INQUEST uses the term deaths in custody as a shorthand to refer to all deaths in state detention including in prisons, secure training centres, in police custody, immigration detention centres and psychiatric detention and those deaths involving contact with state agents.
INQUEST’s casework and monitoring service has recorded over 5,600 deaths in prison and in police custody in England and Wales between 1990 and 2016. Many of these deaths have raised serious issues of negligence, systemic failures to care for the vulnerable, institutional violence, racism, inhumane treatment and abuse of human rights.
There are no mechanisms for monitoring, auditing or publishing investigations and inquest findings and no statutory requirement to act on the findings of these investigations. There is also a pattern of institutionalised reluctance to approach deaths in custody as potential homicides even where there have been systemic failings and gross negligence has occurred. There has not been a successful homicide prosecution for a death in custody for over 30 years.
INQUEST campaigns to change policies and practice relating to deaths in custody and for increased accountability following contentious deaths.
In this section:

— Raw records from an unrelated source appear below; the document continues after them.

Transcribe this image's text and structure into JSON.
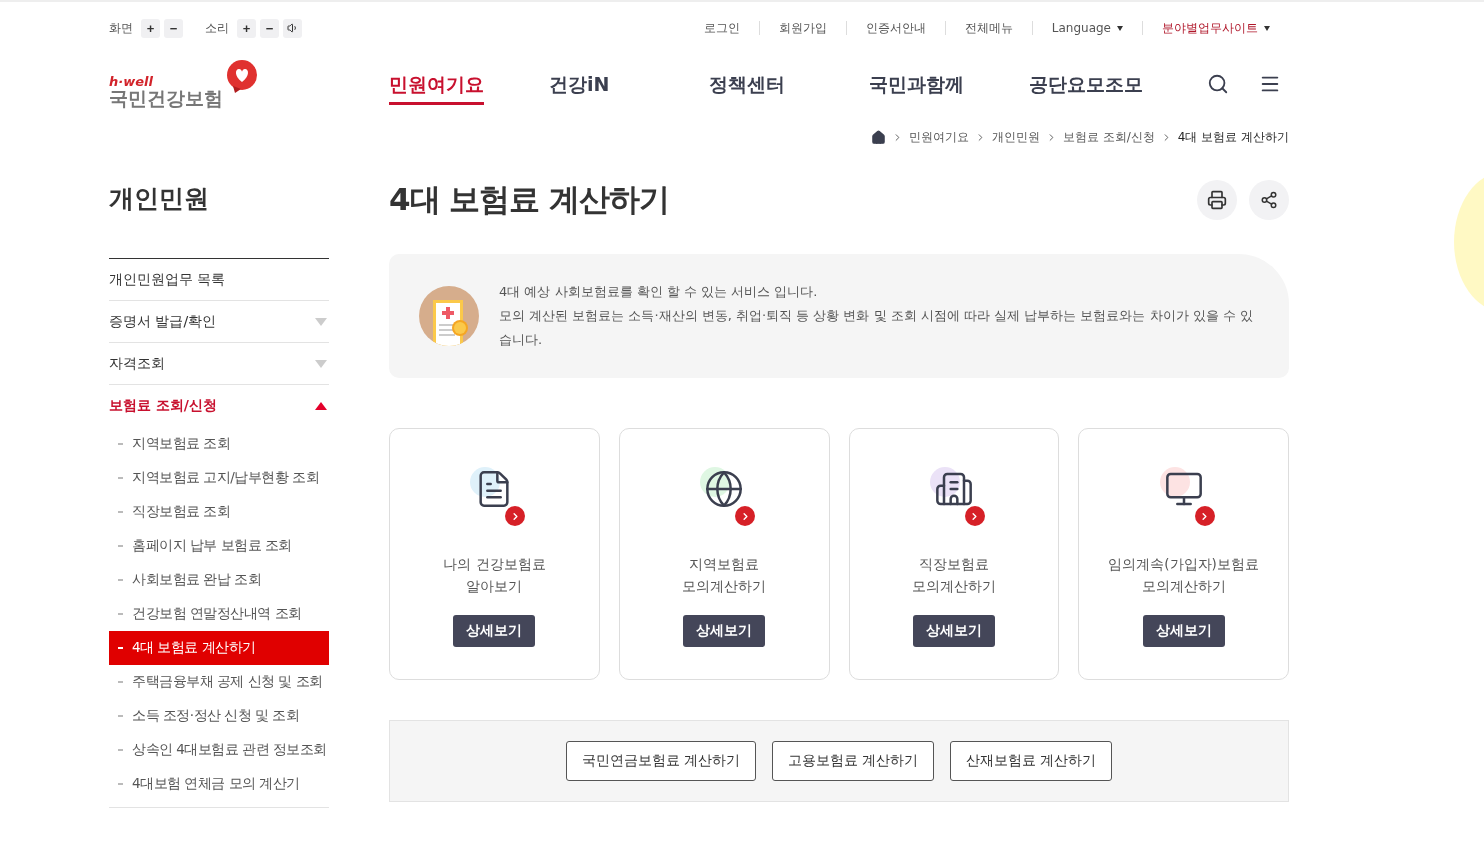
{
  "accessibility": {
    "screen_label": "화면",
    "sound_label": "소리",
    "screen_buttons": [
      "+",
      "−"
    ],
    "sound_buttons": [
      "+",
      "−"
    ]
  },
  "utility_links": [
    {
      "label": "로그인",
      "kind": "link"
    },
    {
      "label": "회원가입",
      "kind": "link"
    },
    {
      "label": "인증서안내",
      "kind": "link"
    },
    {
      "label": "전체메뉴",
      "kind": "link"
    },
    {
      "label": "Language",
      "kind": "dropdown"
    },
    {
      "label": "분야별업무사이트",
      "kind": "highlight"
    }
  ],
  "logo": {
    "tagline": "h·well",
    "name": "국민건강보험"
  },
  "nav": [
    {
      "label": "민원여기요",
      "selected": true
    },
    {
      "label": "건강iN",
      "selected": false
    },
    {
      "label": "정책센터",
      "selected": false
    },
    {
      "label": "국민과함께",
      "selected": false
    },
    {
      "label": "공단요모조모",
      "selected": false
    }
  ],
  "breadcrumb": [
    "민원여기요",
    "개인민원",
    "보험료 조회/신청",
    "4대 보험료 계산하기"
  ],
  "sidebar": {
    "title": "개인민원",
    "items": [
      {
        "label": "개인민원업무 목록",
        "kind": "link",
        "selected": false
      },
      {
        "label": "증명서 발급/확인",
        "kind": "group",
        "selected": false,
        "expanded": false
      },
      {
        "label": "자격조회",
        "kind": "group",
        "selected": false,
        "expanded": false
      },
      {
        "label": "보험료 조회/신청",
        "kind": "group",
        "selected": true,
        "expanded": true,
        "children": [
          {
            "label": "지역보험료 조회",
            "selected": false
          },
          {
            "label": "지역보험료 고지/납부현황 조회",
            "selected": false
          },
          {
            "label": "직장보험료 조회",
            "selected": false
          },
          {
            "label": "홈페이지 납부 보험료 조회",
            "selected": false
          },
          {
            "label": "사회보험료 완납 조회",
            "selected": false
          },
          {
            "label": "건강보험 연말정산내역 조회",
            "selected": false
          },
          {
            "label": "4대 보험료 계산하기",
            "selected": true
          },
          {
            "label": "주택금융부채 공제 신청 및 조회",
            "selected": false
          },
          {
            "label": "소득 조정·정산 신청 및 조회",
            "selected": false
          },
          {
            "label": "상속인 4대보험료 관련 정보조회",
            "selected": false
          },
          {
            "label": "4대보험 연체금 모의 계산기",
            "selected": false
          }
        ]
      }
    ]
  },
  "page_title": "4대 보험료 계산하기",
  "notice": [
    "4대 예상 사회보험료를 확인 할 수 있는 서비스 입니다.",
    "모의 계산된 보험료는 소득·재산의 변동, 취업·퇴직 등 상황 변화 및 조회 시점에 따라 실제 납부하는 보험료와는 차이가 있을 수 있습니다."
  ],
  "cards": [
    {
      "kind": "document",
      "color": "#dff1fa",
      "lines": [
        "나의 건강보험료",
        "알아보기"
      ],
      "button": "상세보기"
    },
    {
      "kind": "globe",
      "color": "#dff7e3",
      "lines": [
        "지역보험료",
        "모의계산하기"
      ],
      "button": "상세보기"
    },
    {
      "kind": "building",
      "color": "#ebe2f7",
      "lines": [
        "직장보험료",
        "모의계산하기"
      ],
      "button": "상세보기"
    },
    {
      "kind": "monitor",
      "color": "#fde3e3",
      "lines": [
        "임의계속(가입자)보험료",
        "모의계산하기"
      ],
      "button": "상세보기"
    }
  ],
  "calc_links": [
    "국민연금보험료 계산하기",
    "고용보험료 계산하기",
    "산재보험료 계산하기"
  ]
}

‘We thought that we were going insane, couldn’t understand what was happening to us, what had happened to my son. INQUEST has supported, enabled, educated and empowered and restored our faith in justice. We were given back our voice. ’
– Mother of a child who died in Young Offender Institution